The Covid-19 virus is causing a significant economic downturn around the world, which has had an impact on people’s personal finances. Many alternative investors that invest in P2P lending rather than in stocks or funds have had a turbulent week.
Some of the alternative P2P lending platforms shut down their operations or paused until the coronavirus situation is over. Millions of investors’ funds are now locked-up in various European P2P platforms.
Many investors executed a so-called “bank run” on the P2P platforms last week, which caused severe liquidity issues. Even P2P lending sites that promoted instant withdrawals could not keep up with the high number of withdrawal requests.
What’s the current situation on P2P lending platforms?
The fear of losing money causes many investors to make impulsive decisions, which ultimately decreases the returns from their investments.

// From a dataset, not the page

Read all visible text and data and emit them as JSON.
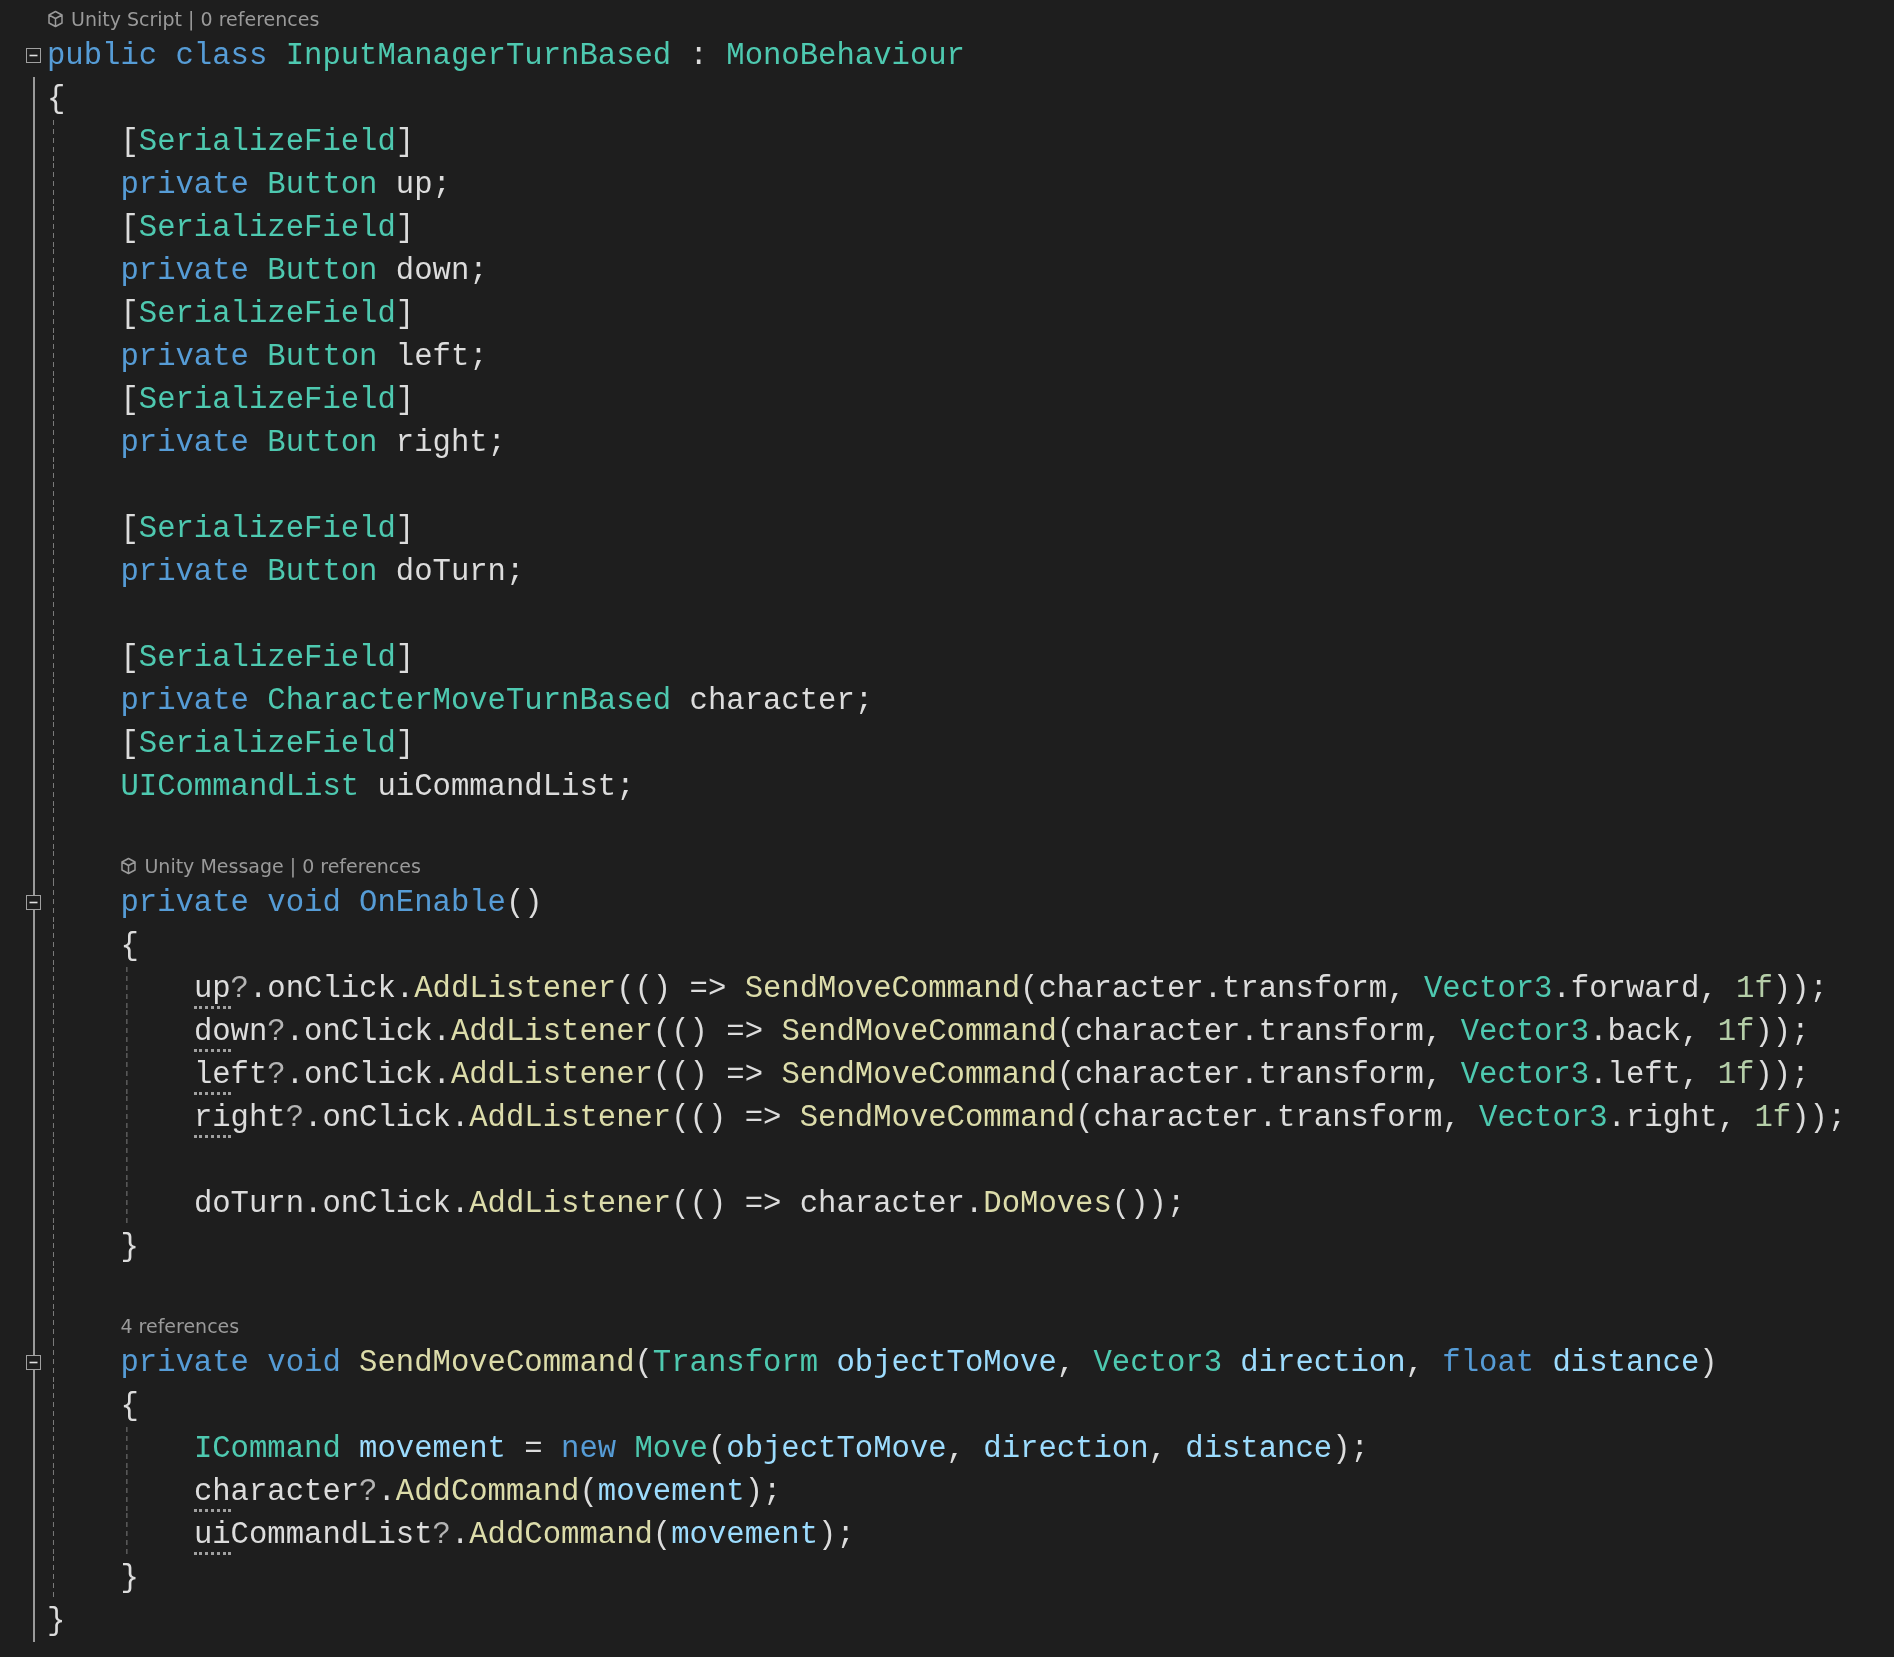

Many are using the secondary market on various platforms to sell their investments with considerable discounts to avoid potential defaults.
P2P lending opportunists are purchasing those deals to increase their returns.
As P2P lending is done via online platforms, the coronavirus did not impact the operations of the platforms themselves as the staff continue to work from home.
Investors can find the latest news about how their investments are impacted during the outbreak at P2P comparison and news sites such as P2P Empire that published updated information from more than 20 European P2P lending websites.
What will happen to investors’ funds?
What the future will look like is highly dependent on the business model every platform is applying. P2P investments can be categorised into four groups.
Investing in consumer loans, real estate loans business loans and rental properties. Each category comes with different challenges and risks.
Those that invest in consumer loans should look into the latest announcement from the loan providers. In this case, the platform does not bear any risks. Many loan originators expect a decrease in consumer spending as borrowers’ appetite for purchasing non-essential goods is decreasing during the ongoing quarantine. Investors can expect delayed repayments as well as higher default rates as many borrowers lose their jobs.
Real estate loans
These are much better off as the loans are secured by mortgages. In most cases, the average Loan-to-Value (LTV) is below 60 per cent, which makes the investment much more secure during volatile market activity.
Also, the demand from creditworthy business and real estate developers is increasing as they seek alternative funding methods to pursue their business ideas. Long-term investors will be much less affected as their investments are secured by property, whose value isn’t as volatile as consumer finances.
These can put investors in difficult situations. Loans that funded before the outbreak will have a much higher default rate. Also, the reputation of P2P lending platforms is very much damaged by potential Ponzi schemes run by Kuetzal, Envestio, or Monethera. Investors have already lost millions of euros. Investing in business loans might be a high-yielding opportunity; however, the choice of potentially trustworthy platforms is almost non-existent.
Rental properties are a very different type of investment as the return is generated by monthly cash flow from rental agreements.
The negative impact on tourism in Spain caused a temporary cancellation of all bookings within the short-term rental space. The Spanish P2P lending platform Brickstarter reported that big local holidays such as Fallas in Valencia and Semana Santa were being postponed.
This is going to have a temporary negative impact on the returns generated by investors’ short-term rental properties. Luckily, those properties have a very low fixed cost, a 600 euro security deposit, and no debt, which means that investors’ funds are still covered by the value of the property.
What can investors do to protect their funds?
The chances of withdrawing investors’ funds are getting slimmer every day. A sell-off on the secondary market can cause severe losses.
Trustworthy P2P lending platforms safeguard investors’ uninvested capital on segregated bank accounts.
If investors cannot bear the risk that comes with P2P lending, an option could be to pause the current investments and see how the situation develops in the coming weeks. This will help lower the potential losses from the discounted sale on the secondary market.
This strategy is only valid for investors that have a well-diversified P2P portfolio as the diversification generally helps cover small default rates.
It is recommended to follow local authorities and blogs of individual P2P lending sites. Many governments are financially supporting small and medium businesses, which should lower the negative economic impact and help pay back outstanding loans.